Mentions: To complement the mouse models, we tested the impact of MSI inhibition on primary patient samples, which harbor more complex mutations, and are uniformly drug resistant. Primary pancreatic cancer cells were infected with MSI shRNAs and xenografted (Extended Data Fig. 8a). While shMSI cells were equivalently present at time of transplant, their ability to contribute to the tumor mass in vivo was reduced by 4.9-6.5 fold (Fig. 4a-b, Extended Data Fig. 8b-c), demonstrating that inhibition of either MSI1 or MSI2 results in marked suppression of primary human pancreatic cancer growth. Interestingly, MSI2 expression was more homogeneous in patients than in mouse models (Extended Data Fig. 1a-b, 2d-e). This could be a consequence of selection due to treatment and end-stage disease in patients, or because MSI2 patterns differ between mouse models and human disease. However, regardless of the level of heterogeneity, our loss-of-function studies indicate that the mouse and human disease are both highly dependent on Msi signaling.

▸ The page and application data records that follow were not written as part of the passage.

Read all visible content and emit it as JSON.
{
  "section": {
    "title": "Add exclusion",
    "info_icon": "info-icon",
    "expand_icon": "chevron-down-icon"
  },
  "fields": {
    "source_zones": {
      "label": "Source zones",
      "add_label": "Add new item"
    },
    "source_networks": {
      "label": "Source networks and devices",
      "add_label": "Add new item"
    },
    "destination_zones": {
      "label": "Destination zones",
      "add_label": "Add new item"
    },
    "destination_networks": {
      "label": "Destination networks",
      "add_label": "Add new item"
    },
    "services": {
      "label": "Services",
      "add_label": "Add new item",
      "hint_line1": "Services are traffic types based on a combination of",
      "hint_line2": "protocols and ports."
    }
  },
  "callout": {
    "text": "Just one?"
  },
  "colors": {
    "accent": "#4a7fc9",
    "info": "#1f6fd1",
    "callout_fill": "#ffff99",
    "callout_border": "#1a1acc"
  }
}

View Article: PubMed Central - PubMed

ABSTRACT

Pancreatic intraepithelial neoplasia (PanIN) is a premalignant lesion that can progress to pancreatic ductal adenocarcinoma, a highly lethal malignancy marked by its late stage at clinical presentation and profound drug resistance1. The genomic alterations that commonly occur in pancreatic cancer include activation of KRAS2 and inactivation of p53, and SMAD42-4. To date, however, it has been challenging to target these pathways therapeutically; thus the search for other key mediators of pancreatic cancer growth remains an important endeavor. Here we show that the stem cell determinant Musashi (Msi) is a critical element of pancreatic cancer progression in both genetic models and patient derived xenografts. Specifically, we developed Msi reporter mice that allowed image based tracking of stem cell signals within cancers, revealing that Msi expression rises as PanIN progresses to adenocarcinoma, and that Msi-expressing cells are key drivers of pancreatic cancer: they preferentially harbor the capacity to propagate adenocarcinoma, are enriched in circulating tumor cells, and are markedly drug resistant. This population could be effectively targeted by deletion of either Msi1 or Msi2, which led to a striking defect in PanIN progression to adenocarcinoma and an improvement in overall survival. Msi inhibition also blocked the growth of primary patient-derived tumors, suggesting that this signal is required for human disease. To define the translational potential of this work we developed antisense oligonucleotides against Msi; these showed reliable tumor penetration, uptake and target inhibition, and effectively blocked pancreatic cancer growth. Collectively, these studies highlight Msi reporters as a unique tool to identify therapy resistance, and define Msi signaling as a central regulator of pancreatic cancer.

No MeSH data available.


Related in: MedlinePlus